Re loud restaurants, I can recall one in recent memory where the noise was at an unbelievable level. Thankfully, I was able to hear my nearest seatmates.
We were there supporting a fellow singer, who definitely had some serious competition with regard to a roomf full of loud conversation. Somehow, we were still able to hear him.
As a rule, though, NYC restaurants are really okay in terms of noise.
----- Original Message -----
From: "Mike Busboom" <mbusboom@xxxxxxxxx> To: <blindcooltech@xxxxxxxxxxxxx> Sent: Saturday, February 11, 2006 9:58 AM Subject: [bct] Re: Noise
Has anyone tried to keep up on what is being done (from a technological perspective) to isolate noise? I know nothing about it, but it would seem that people who have hearing impairments and blind people who can't tolerate high amounts of noise have convergent needs.
I am aware of technologies that are designed to direct "sound beams" that contain information to specific individuals in a crowd while others in the crowd hear nothing. Wouldn't it be great if you could use a similar technology to cancel specific noises while letting other sounds through?
Whenever I travel to the United States, I am amazed at the decibel level in many restaurants. When I asked someone who worked at a restaurant about this, she cited a statistic in which she alleged that restaurants kept the music at a level that ensured a higher turn-over of patrons. She said that the average patron could stand 71 minutes of music at a specific decibel level before getting up and leaving. I believe that we as blind people have a harder time in such places because we don't get the visual cues which often mitigate some of the negative effects of noisy environments.
My very best to all of you,

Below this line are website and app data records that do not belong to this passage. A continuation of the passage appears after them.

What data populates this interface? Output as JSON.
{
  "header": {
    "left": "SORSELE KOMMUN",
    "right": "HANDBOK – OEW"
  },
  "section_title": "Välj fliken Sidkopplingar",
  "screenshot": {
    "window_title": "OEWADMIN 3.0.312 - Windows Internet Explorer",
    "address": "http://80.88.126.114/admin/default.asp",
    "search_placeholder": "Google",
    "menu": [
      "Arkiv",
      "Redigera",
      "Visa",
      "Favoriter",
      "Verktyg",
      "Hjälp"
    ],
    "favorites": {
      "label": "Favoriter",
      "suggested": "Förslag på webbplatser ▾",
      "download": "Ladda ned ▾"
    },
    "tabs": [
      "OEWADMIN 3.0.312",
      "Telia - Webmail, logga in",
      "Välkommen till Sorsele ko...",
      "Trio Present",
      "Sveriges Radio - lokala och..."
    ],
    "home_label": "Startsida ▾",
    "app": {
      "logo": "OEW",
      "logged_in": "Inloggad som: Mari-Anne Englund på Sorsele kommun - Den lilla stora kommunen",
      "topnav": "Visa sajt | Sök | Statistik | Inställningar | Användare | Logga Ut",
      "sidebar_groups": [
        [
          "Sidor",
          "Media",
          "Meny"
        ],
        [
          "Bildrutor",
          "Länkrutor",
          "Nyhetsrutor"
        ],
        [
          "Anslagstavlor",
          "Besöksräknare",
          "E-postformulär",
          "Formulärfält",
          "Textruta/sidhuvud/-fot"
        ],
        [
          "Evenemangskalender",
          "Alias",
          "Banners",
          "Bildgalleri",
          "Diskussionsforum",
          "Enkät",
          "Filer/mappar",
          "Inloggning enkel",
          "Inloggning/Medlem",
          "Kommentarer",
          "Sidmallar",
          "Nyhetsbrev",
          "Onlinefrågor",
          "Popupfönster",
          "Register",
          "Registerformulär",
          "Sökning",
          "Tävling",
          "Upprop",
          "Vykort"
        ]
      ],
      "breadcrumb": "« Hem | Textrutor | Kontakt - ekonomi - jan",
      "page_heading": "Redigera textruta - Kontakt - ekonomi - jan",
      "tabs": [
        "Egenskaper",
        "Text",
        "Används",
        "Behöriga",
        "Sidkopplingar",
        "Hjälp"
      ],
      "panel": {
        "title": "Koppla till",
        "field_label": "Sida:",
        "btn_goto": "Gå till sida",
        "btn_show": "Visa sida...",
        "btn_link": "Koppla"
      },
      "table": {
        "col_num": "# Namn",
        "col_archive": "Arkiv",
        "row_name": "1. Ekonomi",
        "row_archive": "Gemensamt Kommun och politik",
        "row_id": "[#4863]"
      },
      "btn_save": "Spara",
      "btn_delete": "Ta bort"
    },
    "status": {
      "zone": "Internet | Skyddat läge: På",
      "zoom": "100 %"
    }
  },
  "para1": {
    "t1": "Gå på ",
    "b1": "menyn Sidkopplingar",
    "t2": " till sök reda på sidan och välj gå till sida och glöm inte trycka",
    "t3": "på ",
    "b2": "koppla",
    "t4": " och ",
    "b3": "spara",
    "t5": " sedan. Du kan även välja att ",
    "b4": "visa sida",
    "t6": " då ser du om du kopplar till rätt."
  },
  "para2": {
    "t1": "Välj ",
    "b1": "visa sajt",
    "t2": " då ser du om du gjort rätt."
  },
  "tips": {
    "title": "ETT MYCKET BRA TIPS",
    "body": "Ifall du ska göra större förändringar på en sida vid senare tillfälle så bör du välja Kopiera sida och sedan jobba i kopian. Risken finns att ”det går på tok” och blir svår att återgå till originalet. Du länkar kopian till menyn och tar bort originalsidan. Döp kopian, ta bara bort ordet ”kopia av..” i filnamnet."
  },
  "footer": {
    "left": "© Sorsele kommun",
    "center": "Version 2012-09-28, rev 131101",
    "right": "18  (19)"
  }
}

At 03:39 PM 11/02/2006, you wrote:Not only is it impossible to navigate in loud places, it hurts my ears big time--both then and pain continues for quite a while, even when it's quiet again. Beth